A big thanks to the WU Facebook Community for sending questions to Victoria; she’ll be using several of them moving forward. You can submit questions too, by leaving them for Victoria here in comments. Enjoy!
Dear Victoria, Column One
Aside from meticulous proofreading, how can we, as writers, make your job easier?
Hungry for Knowledge (AKA Kristin Pedroja)
Dear Hungry (AKA Kristin),
The best thing you can do, as a writer, is be open to the extraordinary complexity, scope, and sheer hard labor of writing a novel. Random typos aren’t a problem. But you must set your ego tenderly aside and bring to your editor your deep and abiding passion for this manuscript and this craft.
Although I’ve worked with dozens of clients, I’ve never seen a manuscript that didn’t need a lot of work. And these are final drafts! Novels that clients have brought to me secretly thinking, ‘She’s going to catch a few typos and tell me she stands in awe.’ I know this because they tell me about it later, laughing after they’ve learned just how much more there is to the story they want to tell—how much deeper and more satisfying this work is than they ever dreamed, but how much more complicated.

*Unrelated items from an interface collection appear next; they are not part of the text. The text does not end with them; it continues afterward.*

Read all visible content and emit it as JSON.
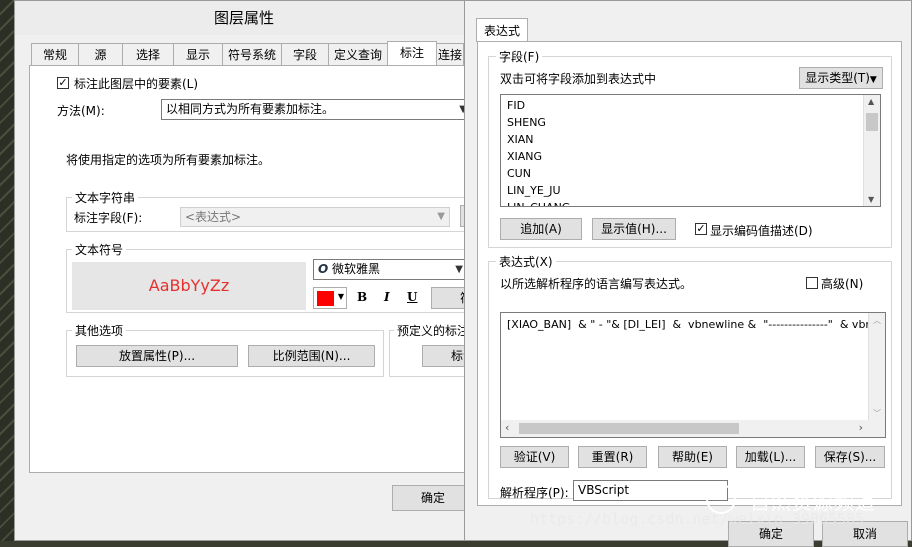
{
  "layer_dialog": {
    "title": "图层属性",
    "tabs": [
      "常规",
      "源",
      "选择",
      "显示",
      "符号系统",
      "字段",
      "定义查询",
      "标注",
      "连接"
    ],
    "label_checkbox": "标注此图层中的要素(L)",
    "method_label": "方法(M):",
    "method_value": "以相同方式为所有要素加标注。",
    "info_text": "将使用指定的选项为所有要素加标注。",
    "text_string_group": "文本字符串",
    "label_field_label": "标注字段(F):",
    "label_field_value": "<表达式>",
    "text_symbol_group": "文本符号",
    "preview_text": "AaBbYyZz",
    "font_name": "微软雅黑",
    "bold": "B",
    "italic": "I",
    "underline": "U",
    "symbol_button": "符号",
    "other_options_group": "其他选项",
    "placement_button": "放置属性(P)...",
    "scale_button": "比例范围(N)...",
    "predefined_group": "预定义的标注样式",
    "label_style_button": "标注",
    "ok_button": "确定",
    "color_red": "#ff0000",
    "preview_color": "#e53030"
  },
  "expr_dialog": {
    "tab": "表达式",
    "fields_group": "字段(F)",
    "fields_hint": "双击可将字段添加到表达式中",
    "show_type": "显示类型(T)",
    "fields": [
      "FID",
      "SHENG",
      "XIAN",
      "XIANG",
      "CUN",
      "LIN_YE_JU",
      "LIN_CHANG"
    ],
    "add_button": "追加(A)",
    "show_values_button": "显示值(H)...",
    "show_coded_desc": "显示编码值描述(D)",
    "expression_group": "表达式(X)",
    "expression_hint": "以所选解析程序的语言编写表达式。",
    "advanced": "高级(N)",
    "expression_text": "[XIAO_BAN]  & \" - \"& [DI_LEI]  &  vbnewline &  \"---------------\"  & vbnewline &",
    "verify_button": "验证(V)",
    "reset_button": "重置(R)",
    "help_button": "帮助(E)",
    "load_button": "加载(L)...",
    "save_button": "保存(S)...",
    "parser_label": "解析程序(P):",
    "parser_value": "VBScript",
    "ok_button": "确定",
    "cancel_button": "取消"
  },
  "overlay": {
    "watermark": "自然资源频道",
    "url": "https://blog.csdn.net/weixin_39065585"
  }
}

In three years, I’ve only had one client ever respond really badly to the Developmental Letter I sent, and that was someone whose goals for their novel conflicted head-on and with great vigor with the goals of publishers and—more importantly—readers. I was nice to them about it. I’m always nice. But unless you’ve already been published and/or worked in publishing, you probably don’t entirely know what a difficult job it is to make readers addicted to reading, publishers wild to publish.
At first it can seem like too much to ask that you perform that huge job, especially when you’re already staggering from the work of producing all those words in the first place. So getting advice might not always feel terrific. Initially, it can feel quite overwhelming.

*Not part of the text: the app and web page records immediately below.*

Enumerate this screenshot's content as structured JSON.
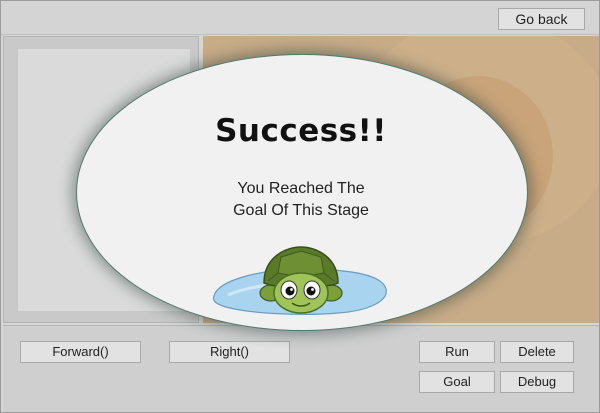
{
  "header": {
    "go_back_label": "Go back"
  },
  "controls": {
    "forward_label": "Forward()",
    "right_label": "Right()",
    "run_label": "Run",
    "delete_label": "Delete",
    "goal_label": "Goal",
    "debug_label": "Debug"
  },
  "dialog": {
    "title": "Success!!",
    "message_line1": "You Reached The",
    "message_line2": "Goal Of This Stage"
  },
  "icons": {
    "character": "turtle-icon",
    "pond": "pond-icon"
  },
  "colors": {
    "stage_background": "#c8ac88",
    "dialog_border": "#4f7a6e",
    "pond_water": "#a9d4f0",
    "turtle_shell": "#5a7a2a",
    "turtle_skin": "#9fc45a"
  }
}
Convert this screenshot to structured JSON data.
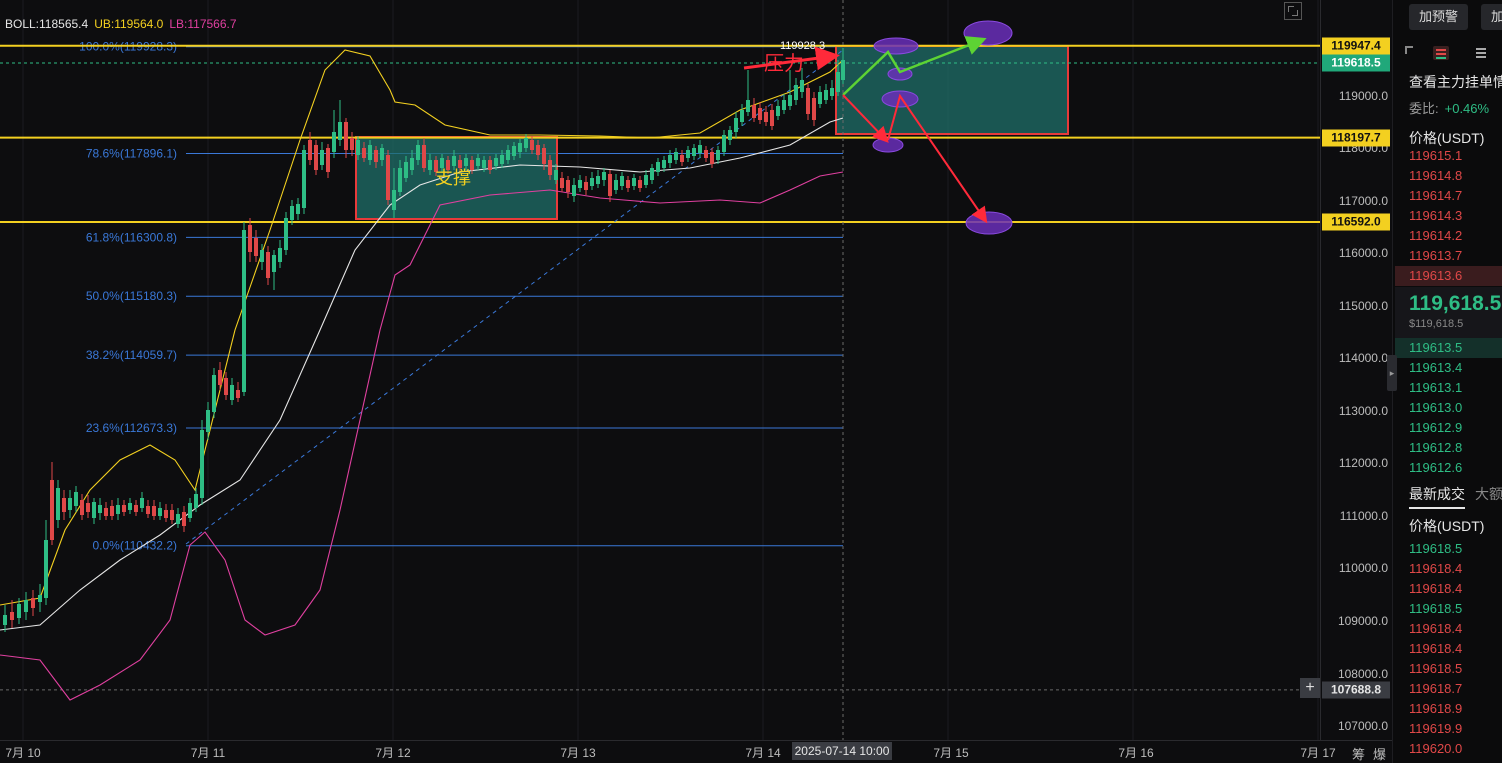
{
  "chart": {
    "boll": {
      "main_label": "BOLL:118565.4",
      "ub_label": "UB:119564.0",
      "lb_label": "LB:117566.7",
      "main_color": "#e6e6e6",
      "ub_color": "#f3d020",
      "lb_color": "#e040a0"
    },
    "fib_levels": [
      {
        "label": "100.0%(119928.3)",
        "price": 119928.3
      },
      {
        "label": "78.6%(117896.1)",
        "price": 117896.1
      },
      {
        "label": "61.8%(116300.8)",
        "price": 116300.8
      },
      {
        "label": "50.0%(115180.3)",
        "price": 115180.3
      },
      {
        "label": "38.2%(114059.7)",
        "price": 114059.7
      },
      {
        "label": "23.6%(112673.3)",
        "price": 112673.3
      },
      {
        "label": "0.0%(110432.2)",
        "price": 110432.2
      }
    ],
    "horizontal_levels": [
      119947.4,
      118197.7,
      116592.0
    ],
    "current_price_line": 119618.5,
    "crosshair_price": 107688.8,
    "high_marker": "119928.3",
    "support_label": "支撑",
    "pressure_label": "压力",
    "colors": {
      "up": "#2ebd85",
      "down": "#e04848",
      "fib": "#3a78d8",
      "level": "#f3d020",
      "zone_fill": "#1f6f6a",
      "zone_border": "#e83a3a",
      "arrow_red": "#ff2a3a",
      "arrow_green": "#5dd334",
      "ellipse": "#6a2fb8"
    }
  },
  "price_axis": {
    "ticks": [
      "119000.0",
      "118000.0",
      "117000.0",
      "116000.0",
      "115000.0",
      "114000.0",
      "113000.0",
      "112000.0",
      "111000.0",
      "110000.0",
      "109000.0",
      "108000.0",
      "107000.0"
    ],
    "badges": [
      {
        "text": "119947.4",
        "style": "yellow"
      },
      {
        "text": "119618.5",
        "style": "green"
      },
      {
        "text": "118197.7",
        "style": "yellow"
      },
      {
        "text": "116592.0",
        "style": "yellow"
      },
      {
        "text": "107688.8",
        "style": "gray"
      }
    ]
  },
  "time_axis": {
    "ticks": [
      "7月 10",
      "7月 11",
      "7月 12",
      "7月 13",
      "7月 14",
      "7月 15",
      "7月 16",
      "7月 17"
    ],
    "crosshair_time": "2025-07-14 10:00",
    "btn_chou": "筹",
    "btn_bao": "爆"
  },
  "side_panel": {
    "add_alert_btn": "加预警",
    "add_btn2": "加",
    "title": "查看主力挂单情",
    "wei_label": "委比:",
    "wei_value": "+0.46%",
    "price_header": "价格(USDT)",
    "asks": [
      "119615.1",
      "119614.8",
      "119614.7",
      "119614.3",
      "119614.2",
      "119613.7",
      "119613.6"
    ],
    "last_price": "119,618.5",
    "last_price_sub": "$119,618.5",
    "bids": [
      "119613.5",
      "119613.4",
      "119613.1",
      "119613.0",
      "119612.9",
      "119612.8",
      "119612.6"
    ],
    "tab_trades": "最新成交",
    "tab_big": "大额",
    "trades_header": "价格(USDT)",
    "trades": [
      {
        "price": "119618.5",
        "side": "buy"
      },
      {
        "price": "119618.4",
        "side": "sell"
      },
      {
        "price": "119618.4",
        "side": "sell"
      },
      {
        "price": "119618.5",
        "side": "buy"
      },
      {
        "price": "119618.4",
        "side": "sell"
      },
      {
        "price": "119618.4",
        "side": "sell"
      },
      {
        "price": "119618.5",
        "side": "sell"
      },
      {
        "price": "119618.7",
        "side": "sell"
      },
      {
        "price": "119618.9",
        "side": "sell"
      },
      {
        "price": "119619.9",
        "side": "sell"
      },
      {
        "price": "119620.0",
        "side": "sell"
      }
    ]
  }
}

And that’s okay! You’re addicting to writing, so writing is what you do. It’s wonderful work! It’s a fabulous life. And it’s not intuitive, how to step out of the role of writer into the role of a scientist who studies readers and the novels they have made canonical over the decades, or into the shoes of a literary therapist whose work is to teach writers to understand stories from the reader’s (quite specific) perspective, with all its hidden expectations.
I can absolutely assure you that your initial sense of overwhelm will transform magically into ever-growing, passionate enthusiasm, so long as you keep your focus on the work and the joy of learning and communicate freely with your editor. All those effusive praises from clients that I put up on my blog? All from writers who’ve been through the fires.

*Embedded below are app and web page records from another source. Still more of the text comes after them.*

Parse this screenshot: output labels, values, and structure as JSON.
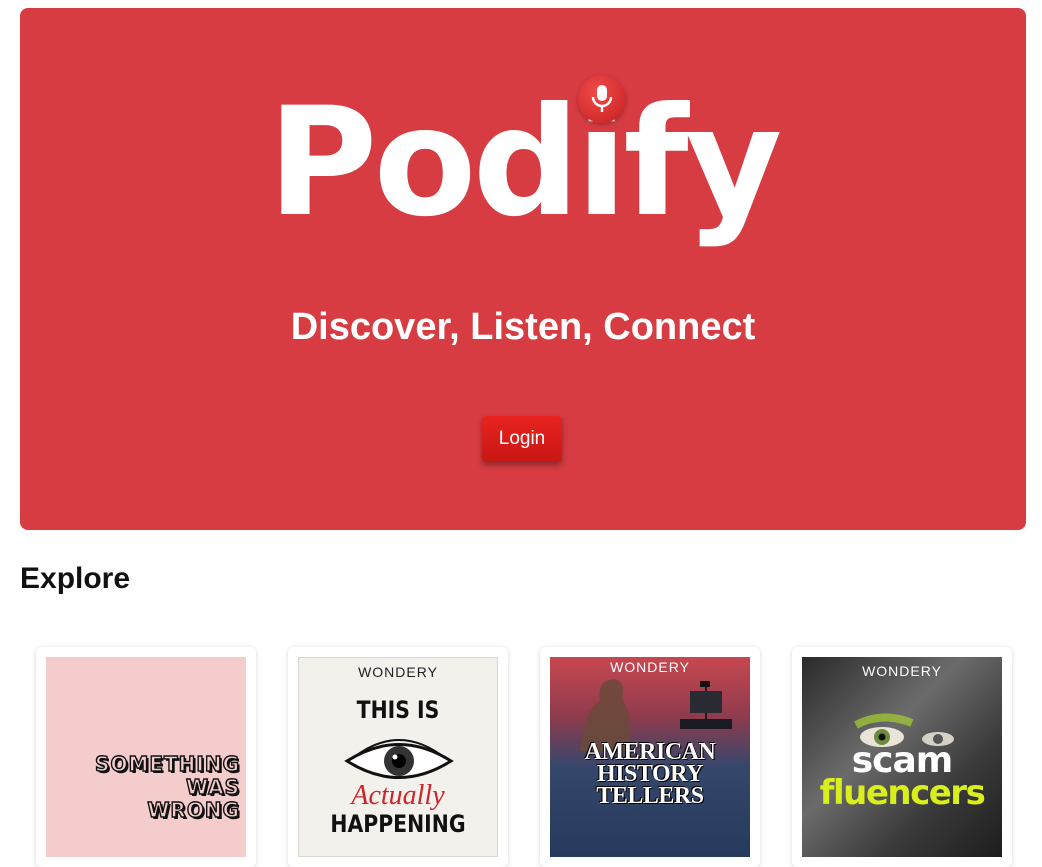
{
  "hero": {
    "logo": "Podify",
    "tagline": "Discover, Listen, Connect",
    "login_label": "Login",
    "background": "#d63c42",
    "logo_icon": "microphone-icon"
  },
  "explore": {
    "title": "Explore",
    "podcasts": [
      {
        "title_lines": [
          "SOMETHING",
          "WAS",
          "WRONG"
        ],
        "background": "#f4cccc"
      },
      {
        "brand": "WONDERY",
        "line1": "THIS IS",
        "script": "Actually",
        "line2": "HAPPENING"
      },
      {
        "brand": "WONDERY",
        "title_lines": [
          "AMERICAN",
          "HISTORY",
          "TELLERS"
        ]
      },
      {
        "brand": "WONDERY",
        "line1": "scam",
        "line2": "fluencers"
      }
    ]
  }
}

Choose an independent editor you really like, someone you can trust. . .and then trust them. If they’re hurtful about how they give their advice, you know, walk away. But so long as it’s clear they’re working always for the success of your novel and from a fund of extensive knowledge, and they’re nice to you and encouraging of your skills and potential, and they let you know they understand how hard it is to write a novel and, especially, to get edited—be open.
That editor is your angel.
Have questions for Victoria? Leave them here in comments, and you may see them answered in an upcoming edition of the WU Newsletter.